*Task goal*: Find the lines below that include the word "JSON" and state how many there are, adding nothing.

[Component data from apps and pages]
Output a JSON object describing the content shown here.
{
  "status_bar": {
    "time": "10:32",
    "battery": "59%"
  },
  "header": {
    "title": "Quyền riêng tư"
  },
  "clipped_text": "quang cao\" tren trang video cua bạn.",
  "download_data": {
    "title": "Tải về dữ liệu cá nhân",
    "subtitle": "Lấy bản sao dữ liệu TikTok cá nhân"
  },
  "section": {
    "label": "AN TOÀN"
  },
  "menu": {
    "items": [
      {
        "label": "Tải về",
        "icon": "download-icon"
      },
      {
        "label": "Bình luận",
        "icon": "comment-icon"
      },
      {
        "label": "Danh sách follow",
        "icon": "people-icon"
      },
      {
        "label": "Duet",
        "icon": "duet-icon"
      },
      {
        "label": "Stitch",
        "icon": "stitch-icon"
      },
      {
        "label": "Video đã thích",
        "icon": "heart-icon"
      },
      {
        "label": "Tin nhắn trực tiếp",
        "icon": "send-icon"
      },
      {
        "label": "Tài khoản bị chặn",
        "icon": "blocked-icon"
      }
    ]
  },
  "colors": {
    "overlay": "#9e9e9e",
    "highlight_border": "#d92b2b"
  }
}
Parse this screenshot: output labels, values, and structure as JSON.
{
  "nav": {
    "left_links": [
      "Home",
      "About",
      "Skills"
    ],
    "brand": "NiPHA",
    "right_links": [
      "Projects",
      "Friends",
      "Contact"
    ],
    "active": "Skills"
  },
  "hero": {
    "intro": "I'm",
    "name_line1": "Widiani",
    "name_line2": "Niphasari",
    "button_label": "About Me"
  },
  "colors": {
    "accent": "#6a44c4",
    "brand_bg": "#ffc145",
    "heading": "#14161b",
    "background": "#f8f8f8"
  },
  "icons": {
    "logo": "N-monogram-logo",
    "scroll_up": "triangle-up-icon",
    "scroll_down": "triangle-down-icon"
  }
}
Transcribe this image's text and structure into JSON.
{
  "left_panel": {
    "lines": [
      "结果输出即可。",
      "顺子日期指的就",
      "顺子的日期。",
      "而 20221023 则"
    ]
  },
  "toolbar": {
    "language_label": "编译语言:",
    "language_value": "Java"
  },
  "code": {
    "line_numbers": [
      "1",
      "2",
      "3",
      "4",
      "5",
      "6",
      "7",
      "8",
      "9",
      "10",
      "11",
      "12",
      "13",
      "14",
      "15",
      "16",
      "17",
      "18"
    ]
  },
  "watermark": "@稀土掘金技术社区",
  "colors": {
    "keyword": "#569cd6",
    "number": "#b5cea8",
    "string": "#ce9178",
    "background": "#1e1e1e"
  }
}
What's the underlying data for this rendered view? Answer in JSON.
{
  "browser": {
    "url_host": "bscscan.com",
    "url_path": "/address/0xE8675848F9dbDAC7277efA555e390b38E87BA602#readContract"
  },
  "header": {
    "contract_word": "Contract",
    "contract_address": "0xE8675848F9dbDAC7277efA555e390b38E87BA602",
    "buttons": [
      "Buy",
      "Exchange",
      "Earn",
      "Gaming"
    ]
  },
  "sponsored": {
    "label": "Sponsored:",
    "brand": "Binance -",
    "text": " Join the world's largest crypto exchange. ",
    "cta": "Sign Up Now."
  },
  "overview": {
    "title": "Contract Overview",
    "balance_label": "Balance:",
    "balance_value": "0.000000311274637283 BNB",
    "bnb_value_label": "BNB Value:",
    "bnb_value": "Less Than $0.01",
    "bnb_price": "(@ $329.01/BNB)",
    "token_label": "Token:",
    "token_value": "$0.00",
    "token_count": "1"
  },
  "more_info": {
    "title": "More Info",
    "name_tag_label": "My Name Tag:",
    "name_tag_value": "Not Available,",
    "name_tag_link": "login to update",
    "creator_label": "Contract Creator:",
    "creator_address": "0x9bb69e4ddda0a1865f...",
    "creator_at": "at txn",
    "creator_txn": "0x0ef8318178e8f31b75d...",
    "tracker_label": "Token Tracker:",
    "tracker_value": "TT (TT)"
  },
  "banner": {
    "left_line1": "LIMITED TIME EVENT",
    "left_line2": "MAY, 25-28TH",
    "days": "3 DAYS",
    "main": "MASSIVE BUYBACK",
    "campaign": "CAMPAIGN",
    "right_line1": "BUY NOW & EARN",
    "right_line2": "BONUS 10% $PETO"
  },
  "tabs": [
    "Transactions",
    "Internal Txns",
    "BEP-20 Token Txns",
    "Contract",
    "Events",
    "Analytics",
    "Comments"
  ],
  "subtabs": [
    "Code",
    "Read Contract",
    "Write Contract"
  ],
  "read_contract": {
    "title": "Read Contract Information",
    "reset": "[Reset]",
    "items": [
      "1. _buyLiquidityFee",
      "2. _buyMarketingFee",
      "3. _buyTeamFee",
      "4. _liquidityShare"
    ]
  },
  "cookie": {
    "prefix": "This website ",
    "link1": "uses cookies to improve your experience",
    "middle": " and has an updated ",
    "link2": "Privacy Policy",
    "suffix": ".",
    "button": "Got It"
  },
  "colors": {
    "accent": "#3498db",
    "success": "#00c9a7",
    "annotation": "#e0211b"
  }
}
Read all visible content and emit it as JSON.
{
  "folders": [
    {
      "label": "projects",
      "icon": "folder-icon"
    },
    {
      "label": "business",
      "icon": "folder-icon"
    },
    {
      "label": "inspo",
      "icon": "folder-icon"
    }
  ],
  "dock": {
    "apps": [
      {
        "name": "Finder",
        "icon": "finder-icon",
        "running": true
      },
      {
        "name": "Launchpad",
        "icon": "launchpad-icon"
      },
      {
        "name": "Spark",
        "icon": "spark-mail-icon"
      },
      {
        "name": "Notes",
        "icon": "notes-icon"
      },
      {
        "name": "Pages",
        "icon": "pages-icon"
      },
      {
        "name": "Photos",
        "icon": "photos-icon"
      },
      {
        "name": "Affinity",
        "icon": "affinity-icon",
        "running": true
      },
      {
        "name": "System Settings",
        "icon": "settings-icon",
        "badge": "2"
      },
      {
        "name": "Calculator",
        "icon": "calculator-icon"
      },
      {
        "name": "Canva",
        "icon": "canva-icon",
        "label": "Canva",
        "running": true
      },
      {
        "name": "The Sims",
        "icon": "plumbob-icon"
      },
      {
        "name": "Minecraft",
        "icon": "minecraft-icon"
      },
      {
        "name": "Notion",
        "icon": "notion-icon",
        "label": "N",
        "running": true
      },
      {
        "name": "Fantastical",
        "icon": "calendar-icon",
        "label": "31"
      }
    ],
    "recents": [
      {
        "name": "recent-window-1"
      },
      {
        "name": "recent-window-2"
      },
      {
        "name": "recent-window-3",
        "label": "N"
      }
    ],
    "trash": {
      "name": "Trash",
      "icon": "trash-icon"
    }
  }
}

*Response to this exercise*: 5